Sunday, May 29, 2016
Once called Decoration Day
Memorial Day, originally called Decoration Day, is a day of remembrance for those who have died in service of the United States of America. Waterloo N.Y. was officially declared the birthplace of Memorial Day by President Lyndon Johnson in May 1966.
Memorial Day was borne out of the Civil War and a desire to honor our dead. On 5 May 1868 by General John Logan, national commander of the Grand Army of the Republic, declared “The 30th of May, 1868, is designated for the purpose of strewing with flowers, or otherwise decorating the graves of comrades who died in defense of their country during the late rebellion, and whose bodies now lie in almost every city, village and hamlet churchyard in the land.” The date does not commemorate a particular battle’s anniversary.

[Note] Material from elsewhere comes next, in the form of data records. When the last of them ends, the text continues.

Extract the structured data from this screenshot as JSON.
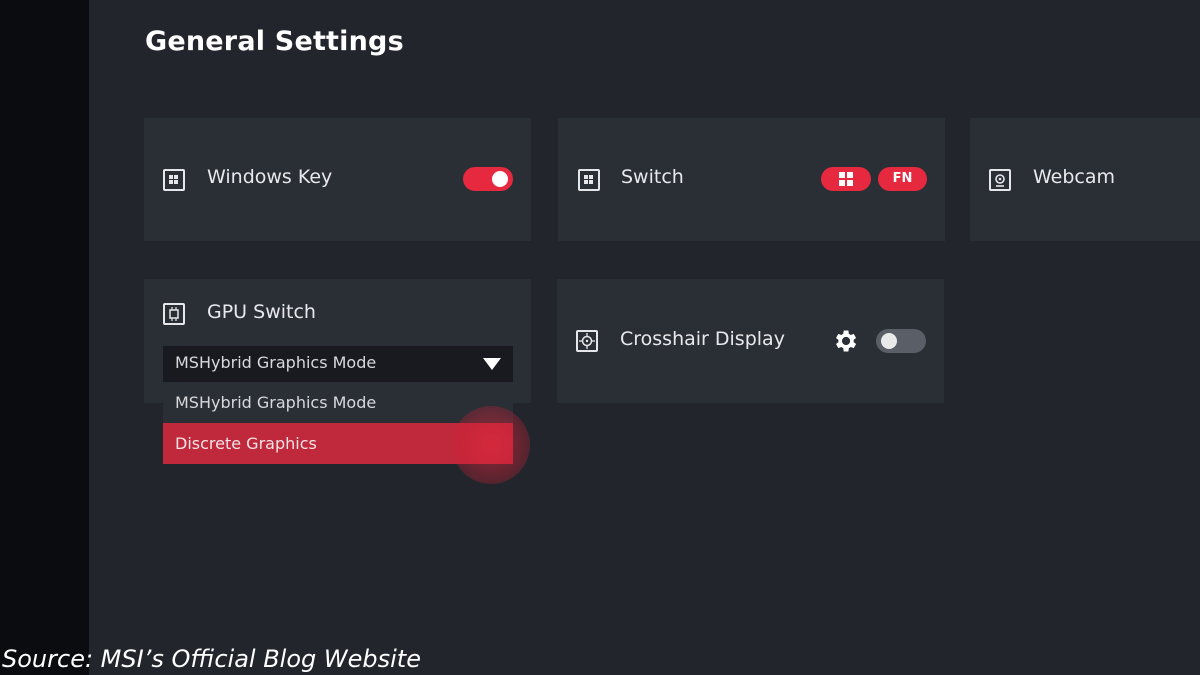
{
  "page": {
    "title": "General Settings"
  },
  "cards": {
    "windows_key": {
      "label": "Windows Key",
      "toggle_on": true
    },
    "switch": {
      "label": "Switch",
      "pill_fn": "FN"
    },
    "webcam": {
      "label": "Webcam"
    },
    "gpu_switch": {
      "label": "GPU Switch",
      "selected_value": "MSHybrid Graphics Mode",
      "options": [
        "MSHybrid Graphics Mode",
        "Discrete Graphics"
      ],
      "highlighted_option": "Discrete Graphics"
    },
    "crosshair": {
      "label": "Crosshair Display",
      "toggle_on": false
    }
  },
  "caption": "Source: MSI’s Official Blog Website",
  "colors": {
    "accent": "#e6293f",
    "background": "#22252c",
    "card": "#2a2e35",
    "sidebar": "#0b0c10"
  }
}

The first Decoration Day honored the graves of the 20,000 Union and Confederate soldiers.
Red Poppies became a symbol of Memorial Day when Moina Michael, inspired by the poem, “In Flanders Fields” wrote:
We cherish too, the Poppy red that grows of fields where valor led. It seems to signal to the skies that blood of heroes never dies.
National Moment of Remembrance
A resolution of Congress asks Americans at 3:00 p.m. local time to voluntarily and informally observe in their own way a moment of remembrance and respect, pausing from whatever they are doing for a moment of silence or listen to Taps.